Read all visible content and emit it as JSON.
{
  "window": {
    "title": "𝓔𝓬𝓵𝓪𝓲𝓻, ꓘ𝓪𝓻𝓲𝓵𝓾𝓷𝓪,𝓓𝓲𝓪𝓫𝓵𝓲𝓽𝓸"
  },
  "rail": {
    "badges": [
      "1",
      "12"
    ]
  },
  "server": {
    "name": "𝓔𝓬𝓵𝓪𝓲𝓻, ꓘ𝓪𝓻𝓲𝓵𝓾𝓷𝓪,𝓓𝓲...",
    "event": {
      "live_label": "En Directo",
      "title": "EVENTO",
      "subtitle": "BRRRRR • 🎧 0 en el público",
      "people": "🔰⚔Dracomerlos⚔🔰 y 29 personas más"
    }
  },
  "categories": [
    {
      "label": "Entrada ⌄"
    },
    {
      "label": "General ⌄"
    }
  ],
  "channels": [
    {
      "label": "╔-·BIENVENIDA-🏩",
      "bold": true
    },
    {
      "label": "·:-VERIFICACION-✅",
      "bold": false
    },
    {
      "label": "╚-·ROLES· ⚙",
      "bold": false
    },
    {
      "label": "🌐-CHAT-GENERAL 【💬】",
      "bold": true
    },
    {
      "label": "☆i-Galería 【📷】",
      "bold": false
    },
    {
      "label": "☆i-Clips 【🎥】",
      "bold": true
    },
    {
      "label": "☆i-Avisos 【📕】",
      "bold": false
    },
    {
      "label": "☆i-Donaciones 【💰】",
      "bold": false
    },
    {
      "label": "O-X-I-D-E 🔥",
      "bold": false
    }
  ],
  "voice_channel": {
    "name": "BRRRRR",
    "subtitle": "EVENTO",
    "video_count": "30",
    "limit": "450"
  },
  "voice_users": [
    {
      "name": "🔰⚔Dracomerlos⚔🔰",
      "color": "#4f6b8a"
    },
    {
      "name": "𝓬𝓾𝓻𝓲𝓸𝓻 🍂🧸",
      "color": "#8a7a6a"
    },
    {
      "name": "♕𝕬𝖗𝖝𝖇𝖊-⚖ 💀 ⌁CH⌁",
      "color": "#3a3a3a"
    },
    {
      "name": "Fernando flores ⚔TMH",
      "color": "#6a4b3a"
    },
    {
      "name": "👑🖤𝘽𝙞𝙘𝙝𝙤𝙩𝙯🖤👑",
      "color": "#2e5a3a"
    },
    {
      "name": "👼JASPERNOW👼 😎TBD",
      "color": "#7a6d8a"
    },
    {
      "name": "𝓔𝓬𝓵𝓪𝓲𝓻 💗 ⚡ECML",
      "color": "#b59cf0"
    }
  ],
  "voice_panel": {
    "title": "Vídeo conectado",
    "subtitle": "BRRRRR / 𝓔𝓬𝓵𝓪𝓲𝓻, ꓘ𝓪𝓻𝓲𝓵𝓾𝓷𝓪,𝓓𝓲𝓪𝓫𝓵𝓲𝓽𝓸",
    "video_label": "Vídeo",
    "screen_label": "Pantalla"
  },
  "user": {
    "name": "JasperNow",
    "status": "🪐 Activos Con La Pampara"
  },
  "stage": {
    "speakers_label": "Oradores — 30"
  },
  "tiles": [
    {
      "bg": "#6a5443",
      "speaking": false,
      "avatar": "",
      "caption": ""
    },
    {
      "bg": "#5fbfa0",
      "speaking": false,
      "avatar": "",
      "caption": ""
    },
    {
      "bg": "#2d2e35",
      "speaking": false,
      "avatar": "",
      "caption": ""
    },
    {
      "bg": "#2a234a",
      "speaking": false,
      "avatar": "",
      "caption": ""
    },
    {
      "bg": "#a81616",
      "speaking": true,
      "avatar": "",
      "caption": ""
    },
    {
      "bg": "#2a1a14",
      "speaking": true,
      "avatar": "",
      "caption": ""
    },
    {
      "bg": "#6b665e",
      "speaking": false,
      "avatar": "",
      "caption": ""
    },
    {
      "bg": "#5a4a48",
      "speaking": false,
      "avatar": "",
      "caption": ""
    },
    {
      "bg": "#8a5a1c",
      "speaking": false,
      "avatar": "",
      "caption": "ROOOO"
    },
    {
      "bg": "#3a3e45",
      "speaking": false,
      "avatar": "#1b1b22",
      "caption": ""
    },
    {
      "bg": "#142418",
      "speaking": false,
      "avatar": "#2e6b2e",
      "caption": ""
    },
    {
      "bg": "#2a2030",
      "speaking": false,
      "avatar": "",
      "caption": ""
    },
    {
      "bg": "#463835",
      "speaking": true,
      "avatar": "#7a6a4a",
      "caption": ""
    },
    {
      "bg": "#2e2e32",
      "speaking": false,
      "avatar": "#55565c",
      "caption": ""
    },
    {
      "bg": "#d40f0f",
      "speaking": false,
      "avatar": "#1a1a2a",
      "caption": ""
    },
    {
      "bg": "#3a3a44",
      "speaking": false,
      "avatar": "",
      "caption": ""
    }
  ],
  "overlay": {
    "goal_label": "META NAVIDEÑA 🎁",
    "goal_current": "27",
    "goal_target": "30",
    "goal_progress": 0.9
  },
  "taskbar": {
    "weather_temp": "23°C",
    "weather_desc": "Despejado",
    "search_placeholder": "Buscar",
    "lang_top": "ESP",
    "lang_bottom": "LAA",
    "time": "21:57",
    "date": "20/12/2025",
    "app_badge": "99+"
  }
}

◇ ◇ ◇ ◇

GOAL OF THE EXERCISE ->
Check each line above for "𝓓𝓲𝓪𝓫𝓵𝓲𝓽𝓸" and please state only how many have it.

RESPONSE ->
2